It's good to see Elementary taking more risks and grow in confidence with this tale that starts with a body but where murder wasn't the actual cause of death. Moreover, there is a more humorous subplot that doesn't overwhelm the main story and allows for the interplay between Holmes and Watson to be on more friendly terms. In fact, the Tony storyline was in many ways reflective of Ancient History, where the tone was lighter apart from Leo's death.
There was the aforementioned search for Tony, where Joan is the one doing most of the investigating until Sherlock pulls the rug from under her. If it hadn't been for this twist, it would have been nice to see Joan handle a case completely on her own without Sherlock's help. For most of Ancient History, I thought it was nice to see them split cases, and despite the revelation of Tony's true identity this storyline on the whole allows for that lightness to appear. There is also Holmes' real frustration that no matter where he turns, everyone he expects to be dead is alive and vice-versa.
Miller handles that aspect of Sherlock quite well, where his unflappability regarding corpses keeps getting frustrated. At the conclusion of the episode, where he looks genuinely taken aback at the prospect that he may actually be a father, Miller has a great moment where he is clearly able to be, even for a moment, the brunt of a joke. Liu matches him in this scene, where she says this rather outrageous thing with such a straight face that it shows she has learned a few tricks from her partner.

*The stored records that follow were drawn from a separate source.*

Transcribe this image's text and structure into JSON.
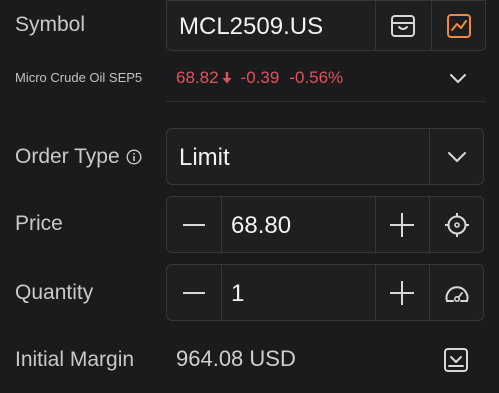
{
  "symbol": {
    "label": "Symbol",
    "value": "MCL2509.US",
    "icons": [
      "inbox-icon",
      "chart-icon"
    ],
    "accent": "#f0883e"
  },
  "quote": {
    "name": "Micro Crude Oil SEP5",
    "price": "68.82",
    "change": "-0.39",
    "change_pct": "-0.56%",
    "down_color": "#e0525c"
  },
  "order_type": {
    "label": "Order Type",
    "value": "Limit"
  },
  "price": {
    "label": "Price",
    "value": "68.80"
  },
  "quantity": {
    "label": "Quantity",
    "value": "1"
  },
  "margin": {
    "label": "Initial Margin",
    "value": "964.08 USD"
  }
}
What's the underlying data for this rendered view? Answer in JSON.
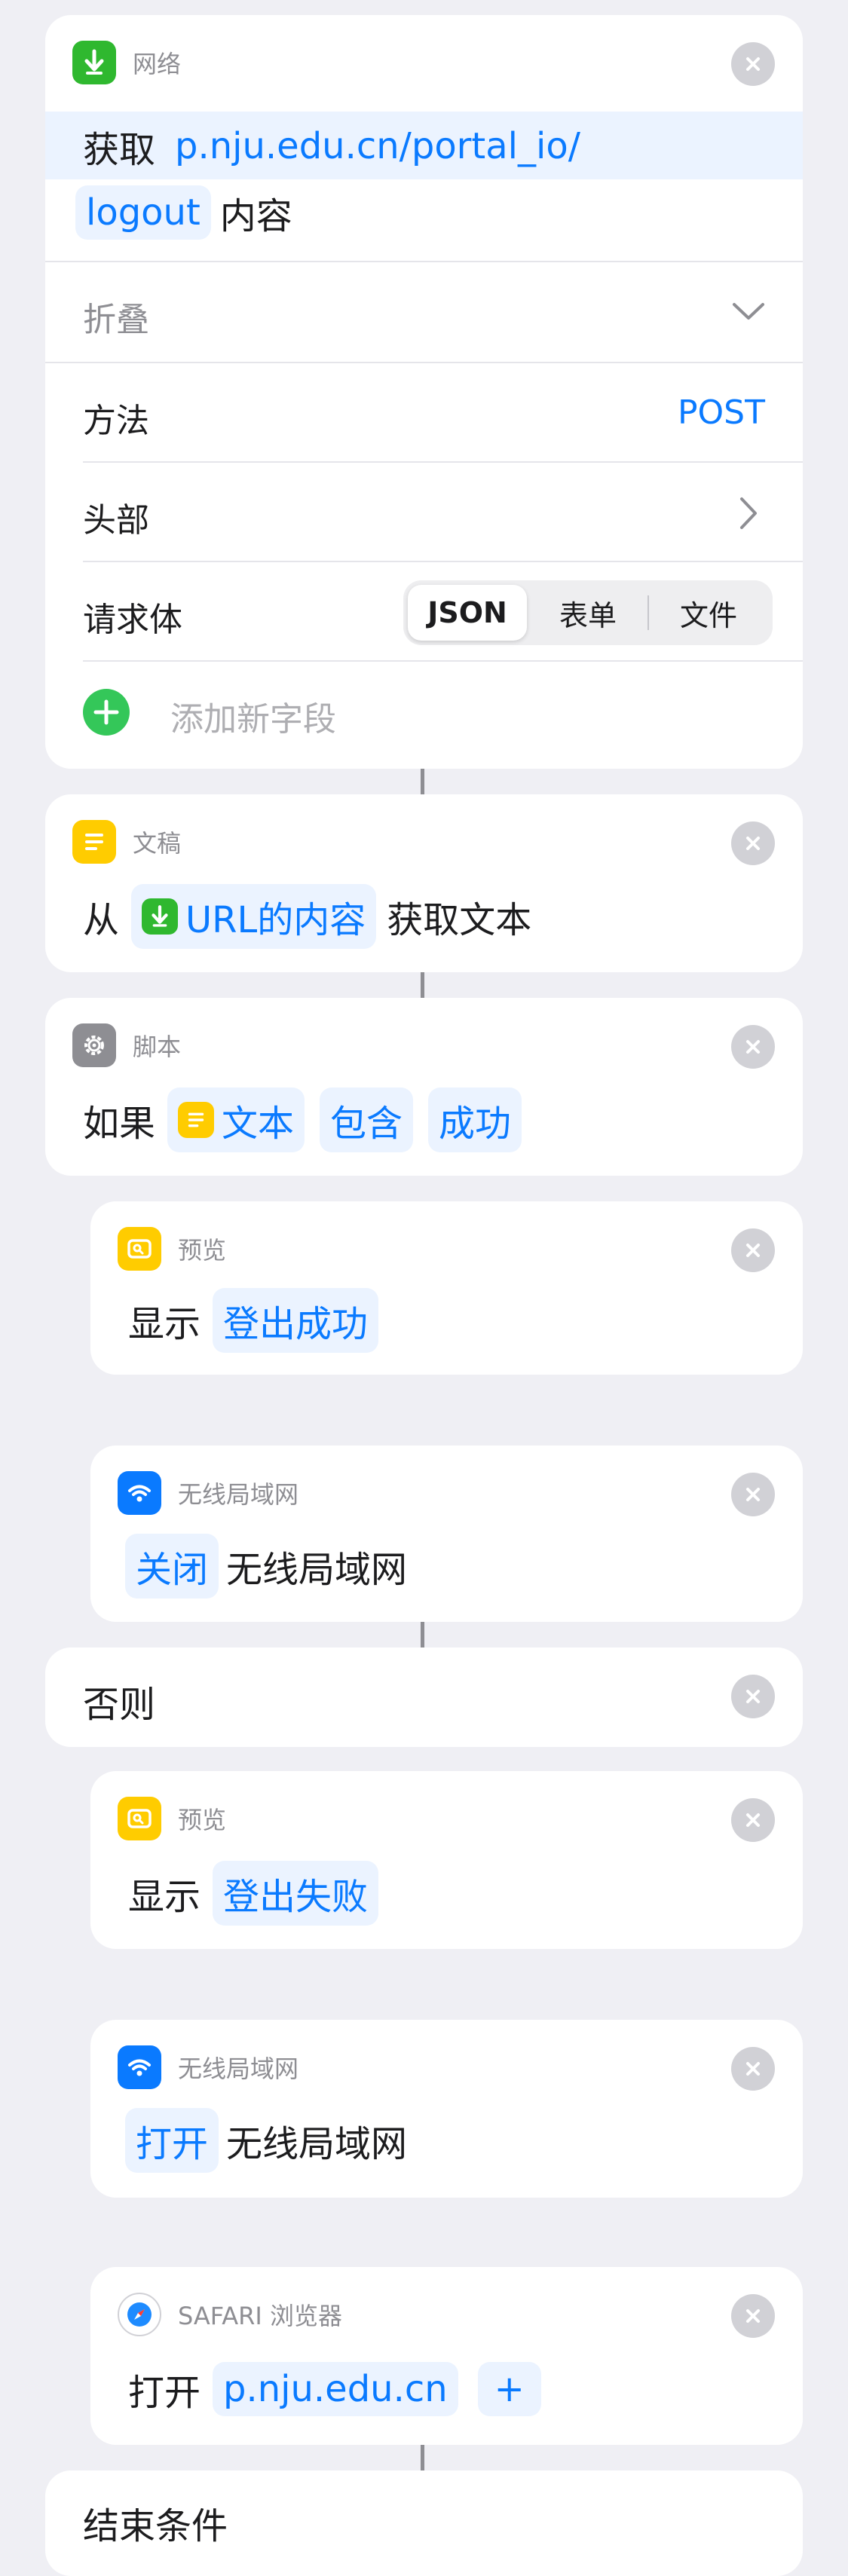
{
  "network_action": {
    "header": "网络",
    "prefix": "获取",
    "url_line1": "p.nju.edu.cn/portal_io/",
    "url_line2": "logout",
    "suffix": "内容",
    "collapse_label": "折叠",
    "method_label": "方法",
    "method_value": "POST",
    "headers_label": "头部",
    "body_label": "请求体",
    "body_options": [
      "JSON",
      "表单",
      "文件"
    ],
    "body_selected": "JSON",
    "add_field_label": "添加新字段"
  },
  "text_action": {
    "header": "文稿",
    "prefix": "从",
    "source": "URL的内容",
    "suffix": "获取文本"
  },
  "if_action": {
    "header": "脚本",
    "prefix": "如果",
    "input": "文本",
    "condition": "包含",
    "value": "成功"
  },
  "show_success": {
    "header": "预览",
    "verb": "显示",
    "value": "登出成功"
  },
  "wifi_off": {
    "header": "无线局域网",
    "state": "关闭",
    "target": "无线局域网"
  },
  "otherwise": {
    "label": "否则"
  },
  "show_fail": {
    "header": "预览",
    "verb": "显示",
    "value": "登出失败"
  },
  "wifi_on": {
    "header": "无线局域网",
    "state": "打开",
    "target": "无线局域网"
  },
  "safari_action": {
    "header": "SAFARI 浏览器",
    "verb": "打开",
    "url": "p.nju.edu.cn",
    "add": "+"
  },
  "end_if": {
    "label": "结束条件"
  },
  "colors": {
    "accent": "#0A7AFF",
    "network_green": "#2FB82F",
    "doc_yellow": "#FFCC00",
    "script_gray": "#8E8E93",
    "wifi_blue": "#0A7AFF",
    "add_green": "#34C759"
  }
}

As for the cases themselves, it is an interesting take on the investigations to see that it isn't strictly murder that was the primary case, though the resolution does seem a little disappointing. Not terrible, just not overwhelming (the divorce angle didn't quite make sense for me given that this was all in the past: I'd put being a hitman as worse than being in pornographic films in my morality scale). Still, seeing a rarity like a generally nice loan shark (Russell lent Leo the money in gratitude for his care of his ill mother some time earlier).
The guest stars did well. Of particular note was Starr as Russell, who looked both insecure and genuinely pleasant. Also, Barron captured a convincing Polish accent and while everyone apparently pinned her right away, I was taken in by her kind demeanor. They do say it's the quiet ones you should watch out for.
On the whole, Ancient History was a pleasant romp where there was more lightness than grittiness. It wasn't a flat-out comedy, but there was a wry humor to most of the proceedings that I enjoyed.
Next Episode: An Unnatural Arrangement